> Instructions to follow:
Pictures stay out of your copy, but everything else in the records below must be repeated exactly.
--- START ---
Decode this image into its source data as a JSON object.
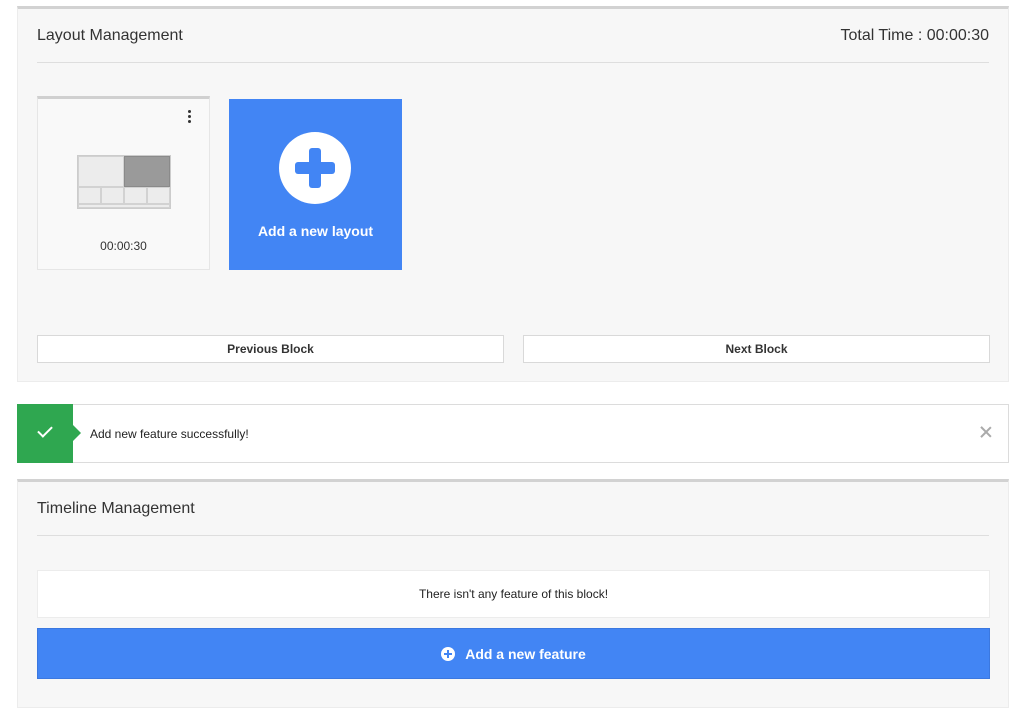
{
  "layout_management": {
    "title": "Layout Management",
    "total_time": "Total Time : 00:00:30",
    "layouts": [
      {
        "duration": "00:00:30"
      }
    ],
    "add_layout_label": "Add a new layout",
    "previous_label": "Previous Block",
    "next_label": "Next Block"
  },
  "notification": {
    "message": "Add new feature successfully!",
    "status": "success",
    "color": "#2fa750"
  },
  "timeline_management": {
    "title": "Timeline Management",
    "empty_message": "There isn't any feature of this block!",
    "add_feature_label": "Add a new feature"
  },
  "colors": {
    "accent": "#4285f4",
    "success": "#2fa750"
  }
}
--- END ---
> Written answer:
Decode this image into its source data as a JSON object.
{
  "layout_management": {
    "title": "Layout Management",
    "total_time": "Total Time : 00:00:30",
    "layouts": [
      {
        "duration": "00:00:30"
      }
    ],
    "add_layout_label": "Add a new layout",
    "previous_label": "Previous Block",
    "next_label": "Next Block"
  },
  "notification": {
    "message": "Add new feature successfully!",
    "status": "success",
    "color": "#2fa750"
  },
  "timeline_management": {
    "title": "Timeline Management",
    "empty_message": "There isn't any feature of this block!",
    "add_feature_label": "Add a new feature"
  },
  "colors": {
    "accent": "#4285f4",
    "success": "#2fa750"
  }
}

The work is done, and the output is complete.